Split (PG-13 for violence, profanity, disturbing behavior and mature themes) Harrowing horror flick, directed by M. Night Shyamalan, about three teenage girls (Haley Lu Richardson, Jessica Sula and Anya Taylor-Joy) kidnapped by a maniac (James McAvoy) with 24 personalities. Supporting cast includes Kim Director, Brad William Henke and Betty Buckley.
xXx: Return Of Xander Cage (PG-13 for sexuality, profanity and pervasive violence) Third installment in the high-octane franchise finds the extreme sports athlete-turned-spy (Vin Diesel) coming out of exile to lead a team of fellow thrill-seekers on a mission to disarm a diabolical madman (Donnie Yen) wielding a devastating weapon of mass destruction. With Samuel L. Jackson, Toni Collette and Tony Jaa.
Detour (R for nudity, sexuality, graphic violence, drug use and pervasive profanity) Revenge thriller revolving around a naive law student (Tye Sheridan) who hires a hitman (Emory Cohen) to kill the scheming stepfather (Stephen Moyer) responsible for the car accident that left his mother in a coma. With Bel Powley, John Lynch and Gbenga Akinnagbe.
My Father Die (Unrated) Patricide saga about a deaf mute (Joe Anderson) who waits a couple of decades for his father’s (Gary Stretch) parole in order to avenge his brother’s murder. Cast includes John Schneider, Gabe White and Kevin Gage.
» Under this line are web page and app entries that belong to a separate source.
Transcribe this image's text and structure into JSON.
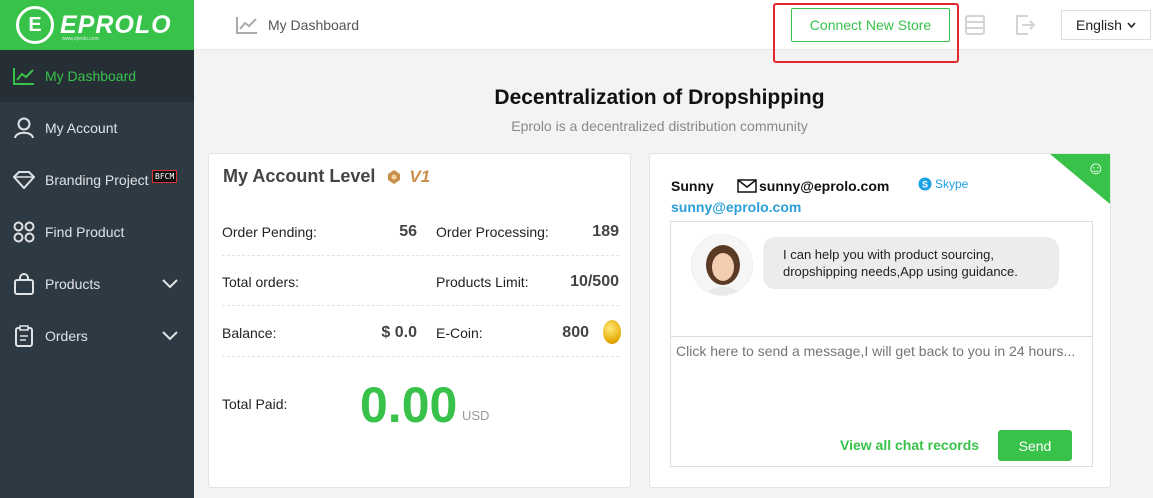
{
  "brand": {
    "name": "EPROLO",
    "mark": "E",
    "sub": "www.eprolo.com"
  },
  "sidebar": {
    "items": [
      {
        "label": "My Dashboard",
        "icon": "chart-line-icon",
        "active": true
      },
      {
        "label": "My Account",
        "icon": "user-icon"
      },
      {
        "label": "Branding Project",
        "icon": "diamond-icon",
        "badge": "BFCM"
      },
      {
        "label": "Find Product",
        "icon": "grid-icon"
      },
      {
        "label": "Products",
        "icon": "bag-icon",
        "expandable": true
      },
      {
        "label": "Orders",
        "icon": "clipboard-icon",
        "expandable": true
      }
    ]
  },
  "header": {
    "breadcrumb": "My Dashboard",
    "connect_label": "Connect New Store",
    "language": "English"
  },
  "hero": {
    "title": "Decentralization of Dropshipping",
    "subtitle": "Eprolo is a decentralized distribution community"
  },
  "account": {
    "title": "My Account Level",
    "level_text": "V1",
    "order_pending_label": "Order Pending:",
    "order_pending": "56",
    "order_processing_label": "Order Processing:",
    "order_processing": "189",
    "total_orders_label": "Total orders:",
    "total_orders": "",
    "products_limit_label": "Products Limit:",
    "products_limit": "10/500",
    "balance_label": "Balance:",
    "balance": "$ 0.0",
    "ecoin_label": "E-Coin:",
    "ecoin": "800",
    "total_paid_label": "Total Paid:",
    "total_paid": "0.00",
    "total_paid_unit": "USD"
  },
  "chat": {
    "agent_name": "Sunny",
    "agent_email": "sunny@eprolo.com",
    "skype_label": "Skype",
    "agent_link": "sunny@eprolo.com",
    "message": "I can help you with product sourcing, dropshipping needs,App using guidance.",
    "input_placeholder": "Click here to send a message,I will get back to you in 24 hours...",
    "view_all_label": "View all chat records",
    "send_label": "Send"
  },
  "colors": {
    "accent": "#38c24a",
    "sidebar": "#2e3a43",
    "highlight": "#e0282c",
    "link": "#2a9fd8"
  }
}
Paris 05:59: Theo & Hugo (Unrated) Homoerotic drama about two gay strangers (Geoffrey Couet and Francois Nambot) who have unprotected sex after meeting in a Paris night club, only to have one admit that he’s HIV+. With Mario Fanfani, Bastien Gabriel and Miguel Ferreira. (In French with subtitles)
The Red Turtle (PG for peril and mature themes) Dialogue-free animated fantasy chronicling the life of a castaway stuck on a deserted tropical island populated with birds, turtles and crabs.
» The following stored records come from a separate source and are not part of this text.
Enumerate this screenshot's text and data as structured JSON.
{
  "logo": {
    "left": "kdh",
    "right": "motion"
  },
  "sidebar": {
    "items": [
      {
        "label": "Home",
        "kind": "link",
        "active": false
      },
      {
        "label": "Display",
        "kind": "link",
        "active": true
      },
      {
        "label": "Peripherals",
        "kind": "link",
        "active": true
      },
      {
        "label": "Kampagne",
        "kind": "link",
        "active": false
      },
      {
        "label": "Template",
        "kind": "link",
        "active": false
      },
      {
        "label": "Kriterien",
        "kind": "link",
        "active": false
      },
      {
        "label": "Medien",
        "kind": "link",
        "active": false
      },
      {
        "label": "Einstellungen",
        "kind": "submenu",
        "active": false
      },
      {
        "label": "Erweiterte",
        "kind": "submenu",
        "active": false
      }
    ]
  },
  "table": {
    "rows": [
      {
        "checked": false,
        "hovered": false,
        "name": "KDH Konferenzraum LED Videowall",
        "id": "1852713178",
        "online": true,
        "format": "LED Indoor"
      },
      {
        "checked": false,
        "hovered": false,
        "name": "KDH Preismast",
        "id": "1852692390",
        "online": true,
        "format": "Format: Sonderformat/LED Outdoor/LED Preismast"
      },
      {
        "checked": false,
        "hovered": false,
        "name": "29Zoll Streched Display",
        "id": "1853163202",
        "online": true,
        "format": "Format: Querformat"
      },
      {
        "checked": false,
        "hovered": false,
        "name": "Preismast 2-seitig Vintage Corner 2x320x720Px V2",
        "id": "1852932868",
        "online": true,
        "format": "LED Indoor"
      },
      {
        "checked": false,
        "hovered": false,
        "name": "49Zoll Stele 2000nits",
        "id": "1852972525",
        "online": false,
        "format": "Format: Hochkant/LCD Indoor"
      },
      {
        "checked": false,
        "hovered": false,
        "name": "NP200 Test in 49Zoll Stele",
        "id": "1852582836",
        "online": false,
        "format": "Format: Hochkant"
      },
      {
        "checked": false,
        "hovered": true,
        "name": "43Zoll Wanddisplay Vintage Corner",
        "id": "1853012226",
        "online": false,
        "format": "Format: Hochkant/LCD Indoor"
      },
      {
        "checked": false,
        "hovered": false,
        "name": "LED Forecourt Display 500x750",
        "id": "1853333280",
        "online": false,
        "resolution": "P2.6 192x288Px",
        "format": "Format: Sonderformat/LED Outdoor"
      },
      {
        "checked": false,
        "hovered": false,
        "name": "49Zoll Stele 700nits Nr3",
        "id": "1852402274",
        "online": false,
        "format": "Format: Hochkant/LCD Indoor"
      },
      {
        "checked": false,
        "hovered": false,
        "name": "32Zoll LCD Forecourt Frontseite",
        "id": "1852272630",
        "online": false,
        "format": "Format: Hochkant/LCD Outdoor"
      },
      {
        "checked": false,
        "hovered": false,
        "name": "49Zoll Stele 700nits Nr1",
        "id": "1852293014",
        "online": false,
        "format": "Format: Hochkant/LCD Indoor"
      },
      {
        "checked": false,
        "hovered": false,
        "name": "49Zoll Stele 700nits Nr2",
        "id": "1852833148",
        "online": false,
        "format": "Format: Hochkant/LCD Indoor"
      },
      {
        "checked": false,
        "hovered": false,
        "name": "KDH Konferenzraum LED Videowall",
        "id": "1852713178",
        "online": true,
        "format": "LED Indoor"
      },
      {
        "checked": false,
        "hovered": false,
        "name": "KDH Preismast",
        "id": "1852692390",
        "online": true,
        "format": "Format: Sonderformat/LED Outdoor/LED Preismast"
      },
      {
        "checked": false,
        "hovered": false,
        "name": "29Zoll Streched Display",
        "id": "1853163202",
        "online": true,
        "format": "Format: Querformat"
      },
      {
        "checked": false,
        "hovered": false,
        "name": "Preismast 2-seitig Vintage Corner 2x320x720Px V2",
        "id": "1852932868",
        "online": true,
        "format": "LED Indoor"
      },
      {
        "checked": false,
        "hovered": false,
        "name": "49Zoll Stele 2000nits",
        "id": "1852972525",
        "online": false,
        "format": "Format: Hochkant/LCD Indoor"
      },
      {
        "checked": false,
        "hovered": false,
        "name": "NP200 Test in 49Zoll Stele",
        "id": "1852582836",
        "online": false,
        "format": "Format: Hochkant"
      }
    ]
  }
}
Starless Dreams (Unrated) Criminal justice documentary featuring interviews with teenage girls imprisoned in Iran for crimes ranging from drug dealing and addiction to burglary and murder. (In Persian with subtitles)
Strike A Pose (Unrated) Voguing documentary reuniting the surviving members of the all-male dance troupe who backed Madonna on her 1990 Truth or Dare tour.
They Call Us Monsters (Unrated) Rush to judgment documentary rethinking the convictions of three juveniles tried as adults and given long stretches behind bars for murder and other violent crimes.
Trespass Against Us (R for pervasive profanity, disturbing behavior and brief graphic nudity) Crime thriller, set in Great Britain, chronicling the efforts of the son (Michael Fassbender) of a mob boss (Brendan Gleeson) to find a legitimate line of work. With Rory Kinnear, Lyndsey Marshal and Sean Harris.